Just three months after the Linux kernel pushed the odometer past the 3.0 milestone, Linus Torvalds has pushed out another stable kernel. The 3.1 Linux kernel has several new features, additional hardware support, and a little help for programs that were hard-wired for the 2.6.x numbering scheme.
Coming to you live from Prague, Torvalds released Linux 3.1 while attending the the Linux Kernel Summit. This release has support for OpenRISC, support for Near-Field Communication (NFC), and a new project called
The OpenRISC processor, as the name suggests, is a GPL’ed RISC architecture. It’s considered stable, and as the wiki says, has been implemented in some commercial ASCIs and field-programmable gate arrays (FPGAs). You probably won’t be seeing the OpenRISC chip in any systems at Best Buy, but it’s a step forward for folks who want a fully free system from the chipset up.
NFC is becoming a popular feature in smartphones. A lot of folks are banking on (pardon the pun) NFC becoming a popular method for making payments by smartphone. NFC could also be used by smartphones to turn them into ID cards, keycards, or for other types of authentication. It should be interesting to see what distros do with NFC and whether it’s used much outside of phones.
The cpupowerutils project is a tool for providing an overview of the power tuning tools that come with different architectures, and managing those. We’ll take a longer look at cpupowerutils soon, so that when distros start shipping 3.1 kernels (or later) you can take advantage of those features.
The OpenRISC architecture isn’t the only hardware that’s getting attention with 3.1. As usual, you’ll find quite a few driver changes, improvements, and additions in 3.1.
With 3.1 the kernel adds keyboard backlight support and thermal sensors for the asus-wmi driver. The OLPC folks get a bunch of additional features in the olpc driver, including suspend/resume support, lid switch functionality, and ebook switch functionality.
The ARM tree now has Xillinx board support, and initial support for Cragganmore carrier card and Banff CPU module on Wolfson Microelectronics reference boards.
You’ll also find additional sound card support (Creative Titanium HD) and a driver for the Faraday FTGMAC100 Gigabit Ethernet chip.
Other Nifty Features

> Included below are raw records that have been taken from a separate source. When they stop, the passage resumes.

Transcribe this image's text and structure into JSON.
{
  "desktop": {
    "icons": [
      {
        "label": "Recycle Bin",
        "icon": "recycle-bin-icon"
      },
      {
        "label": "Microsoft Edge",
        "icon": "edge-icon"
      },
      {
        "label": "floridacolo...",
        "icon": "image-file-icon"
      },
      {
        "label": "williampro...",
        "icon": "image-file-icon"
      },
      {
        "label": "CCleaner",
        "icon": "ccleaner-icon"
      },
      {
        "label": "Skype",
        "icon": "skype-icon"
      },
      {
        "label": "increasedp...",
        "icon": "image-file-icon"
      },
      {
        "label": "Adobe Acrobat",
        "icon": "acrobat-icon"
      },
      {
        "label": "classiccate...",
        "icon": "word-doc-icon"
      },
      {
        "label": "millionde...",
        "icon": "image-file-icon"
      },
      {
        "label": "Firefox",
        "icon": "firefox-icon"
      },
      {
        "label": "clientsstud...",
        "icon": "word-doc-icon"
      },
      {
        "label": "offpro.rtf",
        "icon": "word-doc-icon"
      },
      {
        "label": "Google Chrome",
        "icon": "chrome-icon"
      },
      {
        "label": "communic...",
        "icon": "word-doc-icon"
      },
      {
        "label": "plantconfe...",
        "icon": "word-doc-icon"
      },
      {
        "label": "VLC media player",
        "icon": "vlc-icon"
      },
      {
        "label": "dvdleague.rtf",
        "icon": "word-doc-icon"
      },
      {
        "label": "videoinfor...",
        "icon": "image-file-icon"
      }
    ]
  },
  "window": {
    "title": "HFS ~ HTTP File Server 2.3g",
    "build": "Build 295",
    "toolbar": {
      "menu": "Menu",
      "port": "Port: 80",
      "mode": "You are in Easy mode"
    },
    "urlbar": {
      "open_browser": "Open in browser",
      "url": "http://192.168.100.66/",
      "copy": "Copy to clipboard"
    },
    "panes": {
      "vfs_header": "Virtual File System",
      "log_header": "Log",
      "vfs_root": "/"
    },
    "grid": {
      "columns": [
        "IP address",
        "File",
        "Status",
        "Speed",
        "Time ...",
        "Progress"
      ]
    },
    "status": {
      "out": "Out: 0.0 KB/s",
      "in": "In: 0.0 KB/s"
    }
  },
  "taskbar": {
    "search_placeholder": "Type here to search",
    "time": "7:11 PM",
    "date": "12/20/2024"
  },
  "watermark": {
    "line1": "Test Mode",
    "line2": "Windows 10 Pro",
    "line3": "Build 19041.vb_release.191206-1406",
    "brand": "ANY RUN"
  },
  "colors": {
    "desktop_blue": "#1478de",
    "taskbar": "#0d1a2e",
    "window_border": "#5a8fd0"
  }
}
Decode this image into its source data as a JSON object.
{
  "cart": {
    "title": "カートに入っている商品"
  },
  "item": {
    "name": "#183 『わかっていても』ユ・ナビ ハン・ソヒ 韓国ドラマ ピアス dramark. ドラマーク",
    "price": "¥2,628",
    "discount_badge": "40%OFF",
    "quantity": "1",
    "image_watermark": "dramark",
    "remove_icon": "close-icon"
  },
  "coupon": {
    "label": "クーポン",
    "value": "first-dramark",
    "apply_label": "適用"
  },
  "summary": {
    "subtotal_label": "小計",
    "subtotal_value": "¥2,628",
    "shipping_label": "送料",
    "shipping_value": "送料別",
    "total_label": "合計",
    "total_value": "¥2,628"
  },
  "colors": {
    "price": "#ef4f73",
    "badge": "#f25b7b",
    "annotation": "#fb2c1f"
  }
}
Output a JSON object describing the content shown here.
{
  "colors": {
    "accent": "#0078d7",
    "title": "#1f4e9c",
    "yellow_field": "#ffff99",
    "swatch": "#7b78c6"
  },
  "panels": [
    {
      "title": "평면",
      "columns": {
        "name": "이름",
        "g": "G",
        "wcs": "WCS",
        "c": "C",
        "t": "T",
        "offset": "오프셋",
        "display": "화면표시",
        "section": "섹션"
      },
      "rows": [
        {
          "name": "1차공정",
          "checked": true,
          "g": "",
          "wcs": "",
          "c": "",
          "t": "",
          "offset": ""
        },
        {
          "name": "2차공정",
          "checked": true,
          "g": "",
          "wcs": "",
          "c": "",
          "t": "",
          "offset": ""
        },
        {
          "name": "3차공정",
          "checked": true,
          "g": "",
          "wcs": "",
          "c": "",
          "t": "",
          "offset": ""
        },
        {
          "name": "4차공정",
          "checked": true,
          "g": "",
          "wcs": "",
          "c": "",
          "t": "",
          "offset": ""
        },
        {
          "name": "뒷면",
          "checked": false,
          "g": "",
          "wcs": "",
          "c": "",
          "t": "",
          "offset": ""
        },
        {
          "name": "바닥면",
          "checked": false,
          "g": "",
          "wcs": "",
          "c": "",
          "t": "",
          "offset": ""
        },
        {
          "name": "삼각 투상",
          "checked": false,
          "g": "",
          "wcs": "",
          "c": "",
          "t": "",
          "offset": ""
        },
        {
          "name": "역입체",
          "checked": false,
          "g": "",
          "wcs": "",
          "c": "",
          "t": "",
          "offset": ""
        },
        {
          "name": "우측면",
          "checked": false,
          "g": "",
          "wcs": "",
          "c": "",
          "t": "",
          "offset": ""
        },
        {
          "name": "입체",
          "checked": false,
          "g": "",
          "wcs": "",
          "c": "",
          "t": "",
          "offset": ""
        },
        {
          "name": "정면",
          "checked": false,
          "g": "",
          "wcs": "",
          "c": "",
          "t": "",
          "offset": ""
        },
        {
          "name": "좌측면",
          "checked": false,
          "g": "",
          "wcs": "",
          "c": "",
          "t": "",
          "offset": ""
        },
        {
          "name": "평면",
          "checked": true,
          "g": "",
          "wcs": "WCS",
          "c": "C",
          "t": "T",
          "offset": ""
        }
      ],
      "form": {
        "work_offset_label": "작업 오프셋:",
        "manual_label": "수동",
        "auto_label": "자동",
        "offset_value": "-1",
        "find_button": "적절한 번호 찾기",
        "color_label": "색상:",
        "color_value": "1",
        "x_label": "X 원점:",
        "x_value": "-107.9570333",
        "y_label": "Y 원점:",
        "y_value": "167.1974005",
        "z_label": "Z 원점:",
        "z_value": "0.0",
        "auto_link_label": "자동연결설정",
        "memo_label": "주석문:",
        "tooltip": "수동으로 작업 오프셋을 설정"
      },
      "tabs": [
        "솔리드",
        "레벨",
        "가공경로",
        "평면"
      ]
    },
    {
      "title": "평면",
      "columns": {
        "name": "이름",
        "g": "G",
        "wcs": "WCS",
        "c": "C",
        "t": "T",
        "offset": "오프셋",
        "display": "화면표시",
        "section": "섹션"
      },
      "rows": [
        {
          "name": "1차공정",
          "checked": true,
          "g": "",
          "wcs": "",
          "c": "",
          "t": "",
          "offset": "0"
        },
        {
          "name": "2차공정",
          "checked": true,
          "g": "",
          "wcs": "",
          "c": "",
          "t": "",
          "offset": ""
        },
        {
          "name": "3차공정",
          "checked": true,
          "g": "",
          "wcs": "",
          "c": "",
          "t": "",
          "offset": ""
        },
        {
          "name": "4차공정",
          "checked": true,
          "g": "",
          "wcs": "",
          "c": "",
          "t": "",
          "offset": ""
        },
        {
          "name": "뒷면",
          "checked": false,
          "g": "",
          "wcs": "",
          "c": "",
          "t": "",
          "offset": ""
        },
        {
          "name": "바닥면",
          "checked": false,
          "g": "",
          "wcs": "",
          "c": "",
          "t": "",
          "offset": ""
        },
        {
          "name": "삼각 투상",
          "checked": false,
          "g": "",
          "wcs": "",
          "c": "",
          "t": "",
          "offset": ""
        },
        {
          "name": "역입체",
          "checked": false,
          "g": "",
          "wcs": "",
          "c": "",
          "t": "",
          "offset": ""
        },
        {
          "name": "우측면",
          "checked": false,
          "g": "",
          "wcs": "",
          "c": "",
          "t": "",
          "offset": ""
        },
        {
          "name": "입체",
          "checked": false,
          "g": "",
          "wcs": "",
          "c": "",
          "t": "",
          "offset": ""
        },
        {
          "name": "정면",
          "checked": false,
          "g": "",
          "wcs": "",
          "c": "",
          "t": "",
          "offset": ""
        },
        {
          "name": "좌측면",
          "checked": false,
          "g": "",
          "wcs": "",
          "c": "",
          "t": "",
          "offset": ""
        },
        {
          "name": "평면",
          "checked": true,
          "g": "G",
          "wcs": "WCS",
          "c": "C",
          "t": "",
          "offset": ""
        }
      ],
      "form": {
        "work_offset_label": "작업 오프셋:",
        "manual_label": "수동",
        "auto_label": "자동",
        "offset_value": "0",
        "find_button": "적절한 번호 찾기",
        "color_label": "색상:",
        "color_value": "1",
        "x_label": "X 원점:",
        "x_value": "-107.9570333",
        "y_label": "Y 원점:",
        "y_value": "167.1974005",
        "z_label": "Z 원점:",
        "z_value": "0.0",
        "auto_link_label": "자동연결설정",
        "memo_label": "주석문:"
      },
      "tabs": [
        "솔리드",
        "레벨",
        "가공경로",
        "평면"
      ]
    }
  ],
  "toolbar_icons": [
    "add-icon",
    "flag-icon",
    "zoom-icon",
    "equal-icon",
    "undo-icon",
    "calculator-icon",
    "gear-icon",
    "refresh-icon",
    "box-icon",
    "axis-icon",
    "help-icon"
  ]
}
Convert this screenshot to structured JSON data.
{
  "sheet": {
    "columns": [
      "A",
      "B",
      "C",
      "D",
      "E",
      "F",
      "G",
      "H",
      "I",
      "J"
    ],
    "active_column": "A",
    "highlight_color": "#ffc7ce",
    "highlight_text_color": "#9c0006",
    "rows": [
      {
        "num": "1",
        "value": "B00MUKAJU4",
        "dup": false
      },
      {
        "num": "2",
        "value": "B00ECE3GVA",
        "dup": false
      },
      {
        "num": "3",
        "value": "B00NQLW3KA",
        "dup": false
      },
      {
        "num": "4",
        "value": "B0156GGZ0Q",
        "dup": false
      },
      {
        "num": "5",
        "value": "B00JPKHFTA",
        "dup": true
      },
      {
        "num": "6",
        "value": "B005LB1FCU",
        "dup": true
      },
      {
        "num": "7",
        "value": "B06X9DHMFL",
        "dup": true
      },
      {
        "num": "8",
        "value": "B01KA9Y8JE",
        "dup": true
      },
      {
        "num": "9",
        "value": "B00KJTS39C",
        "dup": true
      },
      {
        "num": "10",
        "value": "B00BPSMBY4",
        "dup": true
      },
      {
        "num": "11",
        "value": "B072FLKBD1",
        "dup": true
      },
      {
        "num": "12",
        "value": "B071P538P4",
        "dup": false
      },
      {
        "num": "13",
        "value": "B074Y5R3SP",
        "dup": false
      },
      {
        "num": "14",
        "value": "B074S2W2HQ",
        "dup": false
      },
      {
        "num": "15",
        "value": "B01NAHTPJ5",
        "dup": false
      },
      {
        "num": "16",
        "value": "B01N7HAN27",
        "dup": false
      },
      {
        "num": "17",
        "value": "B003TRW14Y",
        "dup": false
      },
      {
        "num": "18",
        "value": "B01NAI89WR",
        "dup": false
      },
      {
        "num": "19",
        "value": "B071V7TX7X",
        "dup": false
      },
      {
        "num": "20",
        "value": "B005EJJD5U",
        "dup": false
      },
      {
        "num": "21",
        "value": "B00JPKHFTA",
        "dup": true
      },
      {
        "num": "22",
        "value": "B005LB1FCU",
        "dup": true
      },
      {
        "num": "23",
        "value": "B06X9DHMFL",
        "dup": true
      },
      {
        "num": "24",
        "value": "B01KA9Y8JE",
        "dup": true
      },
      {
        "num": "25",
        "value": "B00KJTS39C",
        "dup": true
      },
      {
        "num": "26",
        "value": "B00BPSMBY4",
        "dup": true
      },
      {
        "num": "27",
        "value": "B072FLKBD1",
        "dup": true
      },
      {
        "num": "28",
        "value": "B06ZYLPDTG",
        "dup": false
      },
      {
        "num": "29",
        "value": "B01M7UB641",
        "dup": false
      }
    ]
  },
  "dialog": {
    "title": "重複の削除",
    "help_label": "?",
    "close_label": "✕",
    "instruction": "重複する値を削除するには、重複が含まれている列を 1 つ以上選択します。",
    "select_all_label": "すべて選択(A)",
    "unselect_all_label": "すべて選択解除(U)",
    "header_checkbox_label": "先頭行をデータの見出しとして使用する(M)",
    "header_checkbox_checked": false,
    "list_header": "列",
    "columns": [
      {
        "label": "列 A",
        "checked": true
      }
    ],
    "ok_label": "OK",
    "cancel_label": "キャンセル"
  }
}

For shops using iSCSI, the kernel will now have a new iSCSI implementation. The new implementation is a full in-kernel implementation of the iSCSI target mode. LWN covered this in January, and is recommended reading if you care about iSCSI in the kernel.
One thing to be wary of in 3.1 is the addition of filesystem barriers enabled by default. According to the Kernel Newbies page, “Filesystems such as XFS, Btrfs and Ext4 already use and enable barriers by default; Ext3 supports them but until this release it did not enable them by default: while the data safety guarantees are higher, their performance impact in Ext3 is noticeable in many common workloads, and it considered that it was an unnaceptable performance regression to enable them by default.”
The change in 3.1 is to follow what distros are already doing. If you see performance problems, they recommend turning off barriers with the “
By the way, if you’ve been hoping for Wii Remotes, this kernel brings support for those as well.
While users get to start using the new goodies, it’s on to the next version for the kernel team. In the release announcement, Torvalds says the merge window for 3.2 is open. Most of what’s going to be in 3.2 should already be in linux-next, says Torvalds. “Because the -rc series was longer than usual, and as a result linux-next is bigger than usual, I’m going to be much more of a stickler for “has your patch series been in linux-next” than usual. If I get a big pull request for things that I can’t find in my linux-next branch, I will simply not pull it – we have enough code that has gone through the proper channels as it is, and we don’t need anything extra.”
All in all, a typical kernel release cycle – nothing Earth-shattering, just a series of steady improvements and additions that keep Linux on the cutting edge of support for everything from mobile phones to supercomputers.